Put the plastic lid on and snap tightly. Put in a warm bright spot. Condensation will keep the stems watered for awhile.
Occasionally check the moisture in the soil and add water as needed. Use dish soap water as mentioned before. I use
an empty dish soap bottle to squirt the soil. Leave the stems alone until the new plants become strong enough, and
large enough to be moved to their own container. You will continue to water with a squirt bottle until the plants
are bigger (approx. the size of the top of the container). Then use the squeeze method with the dishrag.
Buying a new plant:
When you choose a violet you'll want to get one that has one center crown (growth nucleus)
and no more. If you buy one that has numerous crowns you will need to divide them and this can be tricky so if you
you are a novice, stick to plants with one crown. Chose a healthy looking plant that has no signs of trouble.
Pick up a bag of specially formulated African Violet potting soil while you are at it. You'll be needing to repot
that newbie soon after you bring it home. You'll also want to buy a container to transplant it into. Remember,
not too big! Think, cozy. Not tight, not too snug, just cozy. When you get your lovely new violet home, place
it with a saucer under it in the spot that it is to call home. Water according to prior directions and give it
loving care and lighting for two weeks to acclimate it to it's new conditions. Then gently remove it from it's pot
and carefully remove most of the soil from the bottom of it. Leave the roots close to the crown alone. You can take
that soil and mix it into the new bag of soil if you'd like or toss it out. I'm a frugal person so I don't throw
mine away unless it is problematic. Put some new soil almost to the top of the new container and make an
indentation of the plants root cluster to fit into. Then gently move or add soil around them and push firmly but
carefully down around the root cluster to tighten. Add more soil to bring up to just below the edge of the container.
If you have a soft brush, you can brush off the the dirt from the leaves or gently run under tepid water tipping the plant on it's side.
I really don't recommend you do that as you may loosen the roots and the soil though. After a few waterings the
leaves will be dirt free anyways. Water with the two squeeze method. Check again in a couple of days.
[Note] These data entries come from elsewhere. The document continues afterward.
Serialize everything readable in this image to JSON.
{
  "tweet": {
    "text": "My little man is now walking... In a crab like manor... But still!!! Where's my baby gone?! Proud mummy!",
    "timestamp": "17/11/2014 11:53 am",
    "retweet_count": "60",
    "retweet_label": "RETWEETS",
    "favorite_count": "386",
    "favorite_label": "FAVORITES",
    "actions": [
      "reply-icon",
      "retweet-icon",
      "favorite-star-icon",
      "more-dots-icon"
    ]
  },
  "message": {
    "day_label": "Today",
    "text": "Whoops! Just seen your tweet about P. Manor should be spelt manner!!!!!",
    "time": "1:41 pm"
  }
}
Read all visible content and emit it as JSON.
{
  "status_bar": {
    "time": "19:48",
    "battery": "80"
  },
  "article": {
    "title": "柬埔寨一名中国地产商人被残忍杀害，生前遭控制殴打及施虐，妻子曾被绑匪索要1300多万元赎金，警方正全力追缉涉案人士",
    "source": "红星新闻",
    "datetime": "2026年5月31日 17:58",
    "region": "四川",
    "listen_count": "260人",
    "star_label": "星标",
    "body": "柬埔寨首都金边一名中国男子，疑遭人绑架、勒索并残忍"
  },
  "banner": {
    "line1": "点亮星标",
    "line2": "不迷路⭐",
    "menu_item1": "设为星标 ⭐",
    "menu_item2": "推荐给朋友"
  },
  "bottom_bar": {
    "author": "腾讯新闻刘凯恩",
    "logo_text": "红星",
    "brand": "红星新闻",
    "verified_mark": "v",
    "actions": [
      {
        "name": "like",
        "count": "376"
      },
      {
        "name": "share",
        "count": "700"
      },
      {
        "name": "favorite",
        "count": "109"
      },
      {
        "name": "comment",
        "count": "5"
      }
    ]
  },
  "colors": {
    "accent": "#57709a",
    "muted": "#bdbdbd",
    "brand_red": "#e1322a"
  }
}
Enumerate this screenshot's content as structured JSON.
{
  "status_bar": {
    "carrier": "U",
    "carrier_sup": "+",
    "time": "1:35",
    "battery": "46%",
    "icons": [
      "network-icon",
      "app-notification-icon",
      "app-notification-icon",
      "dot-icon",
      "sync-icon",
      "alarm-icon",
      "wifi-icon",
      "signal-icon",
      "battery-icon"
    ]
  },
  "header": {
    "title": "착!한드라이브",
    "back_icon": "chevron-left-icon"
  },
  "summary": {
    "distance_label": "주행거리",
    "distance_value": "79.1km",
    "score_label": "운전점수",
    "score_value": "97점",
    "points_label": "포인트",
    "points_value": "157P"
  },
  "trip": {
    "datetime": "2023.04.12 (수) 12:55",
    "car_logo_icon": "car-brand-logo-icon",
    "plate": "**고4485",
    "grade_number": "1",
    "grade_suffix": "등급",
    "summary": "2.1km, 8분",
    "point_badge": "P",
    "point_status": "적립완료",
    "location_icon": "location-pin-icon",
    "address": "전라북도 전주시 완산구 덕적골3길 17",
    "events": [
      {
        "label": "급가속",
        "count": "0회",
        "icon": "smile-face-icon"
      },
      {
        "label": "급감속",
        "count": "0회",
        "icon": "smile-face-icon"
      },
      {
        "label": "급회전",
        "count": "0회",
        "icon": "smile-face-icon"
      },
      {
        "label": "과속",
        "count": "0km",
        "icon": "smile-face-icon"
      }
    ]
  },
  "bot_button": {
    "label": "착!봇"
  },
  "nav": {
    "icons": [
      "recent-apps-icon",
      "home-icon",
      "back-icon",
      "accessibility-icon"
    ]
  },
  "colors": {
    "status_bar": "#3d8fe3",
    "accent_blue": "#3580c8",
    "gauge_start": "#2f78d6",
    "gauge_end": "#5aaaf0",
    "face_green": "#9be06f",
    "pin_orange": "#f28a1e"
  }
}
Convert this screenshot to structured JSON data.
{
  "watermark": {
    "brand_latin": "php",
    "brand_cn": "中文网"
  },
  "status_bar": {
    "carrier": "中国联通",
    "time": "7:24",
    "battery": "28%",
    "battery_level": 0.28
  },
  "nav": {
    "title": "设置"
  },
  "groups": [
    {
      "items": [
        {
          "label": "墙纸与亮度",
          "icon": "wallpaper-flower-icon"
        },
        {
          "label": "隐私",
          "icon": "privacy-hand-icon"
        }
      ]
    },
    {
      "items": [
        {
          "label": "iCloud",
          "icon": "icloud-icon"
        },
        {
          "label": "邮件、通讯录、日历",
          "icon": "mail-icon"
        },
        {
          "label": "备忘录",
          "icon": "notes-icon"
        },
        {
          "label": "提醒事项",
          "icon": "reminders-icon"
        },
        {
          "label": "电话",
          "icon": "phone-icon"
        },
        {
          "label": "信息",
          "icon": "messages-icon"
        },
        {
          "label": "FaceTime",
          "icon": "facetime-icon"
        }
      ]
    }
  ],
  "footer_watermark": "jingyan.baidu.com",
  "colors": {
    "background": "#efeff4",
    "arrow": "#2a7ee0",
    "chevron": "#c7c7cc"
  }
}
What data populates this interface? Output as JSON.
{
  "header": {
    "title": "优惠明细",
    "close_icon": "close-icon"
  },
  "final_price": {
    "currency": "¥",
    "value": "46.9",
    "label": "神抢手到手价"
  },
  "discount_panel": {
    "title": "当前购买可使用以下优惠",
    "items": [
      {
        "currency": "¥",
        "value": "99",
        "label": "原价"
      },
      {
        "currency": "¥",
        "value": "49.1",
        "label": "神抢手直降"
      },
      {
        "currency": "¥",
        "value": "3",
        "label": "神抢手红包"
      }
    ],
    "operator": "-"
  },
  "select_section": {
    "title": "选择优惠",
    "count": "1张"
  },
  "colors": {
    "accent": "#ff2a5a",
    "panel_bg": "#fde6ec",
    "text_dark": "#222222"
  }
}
When you put
a plant in a new location you do not know how quickly it will dry out so you need to check it every couple of days
to find out how often you'll need to care for it. I always put a saucer under my plants to catch runoff water from
the leaves and the top of the soil.
Pruning is very easy. Just remove leaves that are
not healthy as needed, snipping close to the base of the crown. Too many unhealthy leaves means something is wrong.
To prune out because the plant seems too heavy with leaves, prune from the bottom leaves, not the top.
The top leaves are new leaves.
Keep your violets as comfortable as you are. They don't like
extremes either! Be sure no air vent is blowing directly on them though. Even though you might enjoy it, it's not the
best thing for your plants.
If you have fallen in love with African Violets you will probably want more. You'll be amazed at how easily they will propagate. While some use the water method, I prefer to use the soil method. To gather your leaves from your plant. Use small sharp scissors and clip close to the crown. Choose leaves from the second or third row. You don't want them too big like the ones that may be on the outside of an older plant, nor do you want too new of leaves.
Once you've cut your leaves from the plant, cut the stem off to about 1/2". You'll want fresh African Violet Soil and a shallow container. Moisten the soil and insert the stem with just a tiny bit of leaf into the soil. Keep moist but not wet. To do more leaves at one time and read more information regarding this method, see this illustration: HERE
Well, as Forrest Gump would say..."That's about all I have to say about that". I hope you enjoy your violets as much as I do.